Or so I was told at the last Kwani? writer’s forum that I attended. It was a great time and I got to meet a number of very interesting people not to mention the writer’s buddha in Kenya, Binyawanga Wainaina and Kairo (whose sporting a new wedding ring!).

I got to read a couple of my writings and I was gratified when I was not looked at with that “hmm.. nice try but get a day job” look.

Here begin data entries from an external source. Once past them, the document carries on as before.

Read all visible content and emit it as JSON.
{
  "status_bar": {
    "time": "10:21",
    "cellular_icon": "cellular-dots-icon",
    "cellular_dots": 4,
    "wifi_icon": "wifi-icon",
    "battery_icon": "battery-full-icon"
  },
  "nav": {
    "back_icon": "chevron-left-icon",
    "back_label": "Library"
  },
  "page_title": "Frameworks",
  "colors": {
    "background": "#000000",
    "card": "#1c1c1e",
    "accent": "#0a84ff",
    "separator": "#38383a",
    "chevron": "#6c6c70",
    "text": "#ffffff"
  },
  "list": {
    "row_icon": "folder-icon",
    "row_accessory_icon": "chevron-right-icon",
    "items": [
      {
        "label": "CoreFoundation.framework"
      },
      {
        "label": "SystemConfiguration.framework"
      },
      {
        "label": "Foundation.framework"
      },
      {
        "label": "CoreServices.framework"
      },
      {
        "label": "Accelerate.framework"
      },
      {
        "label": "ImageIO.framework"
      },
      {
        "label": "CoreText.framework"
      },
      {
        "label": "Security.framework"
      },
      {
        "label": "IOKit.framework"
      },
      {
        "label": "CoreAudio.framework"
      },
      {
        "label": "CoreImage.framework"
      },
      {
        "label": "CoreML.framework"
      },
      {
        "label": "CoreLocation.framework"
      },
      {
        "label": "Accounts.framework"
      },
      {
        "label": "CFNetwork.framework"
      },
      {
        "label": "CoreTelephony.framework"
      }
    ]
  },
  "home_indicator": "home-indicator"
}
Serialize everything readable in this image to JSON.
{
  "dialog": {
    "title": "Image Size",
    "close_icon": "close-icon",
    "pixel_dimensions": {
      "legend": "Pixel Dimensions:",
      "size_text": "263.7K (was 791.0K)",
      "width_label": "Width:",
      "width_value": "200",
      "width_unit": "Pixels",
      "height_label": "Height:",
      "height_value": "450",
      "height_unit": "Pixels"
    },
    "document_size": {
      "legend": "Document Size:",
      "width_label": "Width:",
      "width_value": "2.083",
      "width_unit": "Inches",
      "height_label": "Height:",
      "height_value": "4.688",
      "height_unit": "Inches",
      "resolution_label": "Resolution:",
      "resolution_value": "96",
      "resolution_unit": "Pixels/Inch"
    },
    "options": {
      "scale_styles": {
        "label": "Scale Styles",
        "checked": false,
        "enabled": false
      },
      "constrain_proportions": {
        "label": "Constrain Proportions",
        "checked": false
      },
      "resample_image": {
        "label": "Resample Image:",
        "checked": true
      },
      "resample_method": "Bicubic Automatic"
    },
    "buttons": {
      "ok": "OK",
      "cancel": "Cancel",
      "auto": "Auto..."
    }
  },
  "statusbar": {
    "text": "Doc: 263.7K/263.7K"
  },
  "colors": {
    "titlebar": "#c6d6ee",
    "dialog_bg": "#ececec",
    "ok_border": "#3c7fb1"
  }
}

I got to listen to a couple of really good writings especially one that was called spec’s and telephone poles – check out Kwani? 2007

It was in this literary mood that I inquired what one has to do to get published – I have this anthology that is in progress called Vertical Horizons ( and I have been wondering these couple of years what I need to do to get me published.

I was told that there are no literary publishing agents in Kenya and that the publishing market is still too small and undeveloped to support them. The guys in the UK and the US are hard to get simply because, they have many writers in their stables and they usually take on only a couple of writers every year.

The difficulty is that even when your stuff is publishable enough to be a best seller, the writer has to think marketing (niching, branding and all those other Kotler-ish principles), be strategic and know someone who knows someone who knows someone who know someone ad infinitum to be published. In a sense the idea is to network heavily before your work can be published.

It is a sad situation and I reserve all views on the situation for now: they currently go against my own editorial policy.

There’s an oppotunity though.